▸ Instructions to follow
Please repeat the data in full, character for character.

(Element data from apps and pages)
BEGIN

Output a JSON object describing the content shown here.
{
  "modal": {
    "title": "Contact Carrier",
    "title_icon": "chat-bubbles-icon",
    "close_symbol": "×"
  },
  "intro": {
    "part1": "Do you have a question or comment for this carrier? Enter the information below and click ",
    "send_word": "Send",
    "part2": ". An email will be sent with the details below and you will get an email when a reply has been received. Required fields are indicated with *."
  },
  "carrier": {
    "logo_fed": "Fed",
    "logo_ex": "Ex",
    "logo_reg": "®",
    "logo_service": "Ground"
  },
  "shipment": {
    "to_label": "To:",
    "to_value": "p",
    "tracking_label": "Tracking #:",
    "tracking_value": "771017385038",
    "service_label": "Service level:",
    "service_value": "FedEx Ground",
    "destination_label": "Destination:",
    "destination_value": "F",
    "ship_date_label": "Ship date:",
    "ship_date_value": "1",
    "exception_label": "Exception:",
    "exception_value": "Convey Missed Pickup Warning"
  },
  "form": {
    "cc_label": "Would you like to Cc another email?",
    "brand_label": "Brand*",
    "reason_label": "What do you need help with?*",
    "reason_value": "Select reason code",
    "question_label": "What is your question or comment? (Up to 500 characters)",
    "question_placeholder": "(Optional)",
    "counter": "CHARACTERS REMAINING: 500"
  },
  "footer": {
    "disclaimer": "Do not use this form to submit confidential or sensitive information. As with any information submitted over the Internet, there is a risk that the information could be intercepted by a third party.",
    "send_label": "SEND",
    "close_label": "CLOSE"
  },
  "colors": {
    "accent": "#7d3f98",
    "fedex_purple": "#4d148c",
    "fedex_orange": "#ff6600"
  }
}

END

▸ Task answer
Output a JSON object describing the content shown here.
{
  "modal": {
    "title": "Contact Carrier",
    "title_icon": "chat-bubbles-icon",
    "close_symbol": "×"
  },
  "intro": {
    "part1": "Do you have a question or comment for this carrier? Enter the information below and click ",
    "send_word": "Send",
    "part2": ". An email will be sent with the details below and you will get an email when a reply has been received. Required fields are indicated with *."
  },
  "carrier": {
    "logo_fed": "Fed",
    "logo_ex": "Ex",
    "logo_reg": "®",
    "logo_service": "Ground"
  },
  "shipment": {
    "to_label": "To:",
    "to_value": "p",
    "tracking_label": "Tracking #:",
    "tracking_value": "771017385038",
    "service_label": "Service level:",
    "service_value": "FedEx Ground",
    "destination_label": "Destination:",
    "destination_value": "F",
    "ship_date_label": "Ship date:",
    "ship_date_value": "1",
    "exception_label": "Exception:",
    "exception_value": "Convey Missed Pickup Warning"
  },
  "form": {
    "cc_label": "Would you like to Cc another email?",
    "brand_label": "Brand*",
    "reason_label": "What do you need help with?*",
    "reason_value": "Select reason code",
    "question_label": "What is your question or comment? (Up to 500 characters)",
    "question_placeholder": "(Optional)",
    "counter": "CHARACTERS REMAINING: 500"
  },
  "footer": {
    "disclaimer": "Do not use this form to submit confidential or sensitive information. As with any information submitted over the Internet, there is a risk that the information could be intercepted by a third party.",
    "send_label": "SEND",
    "close_label": "CLOSE"
  },
  "colors": {
    "accent": "#7d3f98",
    "fedex_purple": "#4d148c",
    "fedex_orange": "#ff6600"
  }
}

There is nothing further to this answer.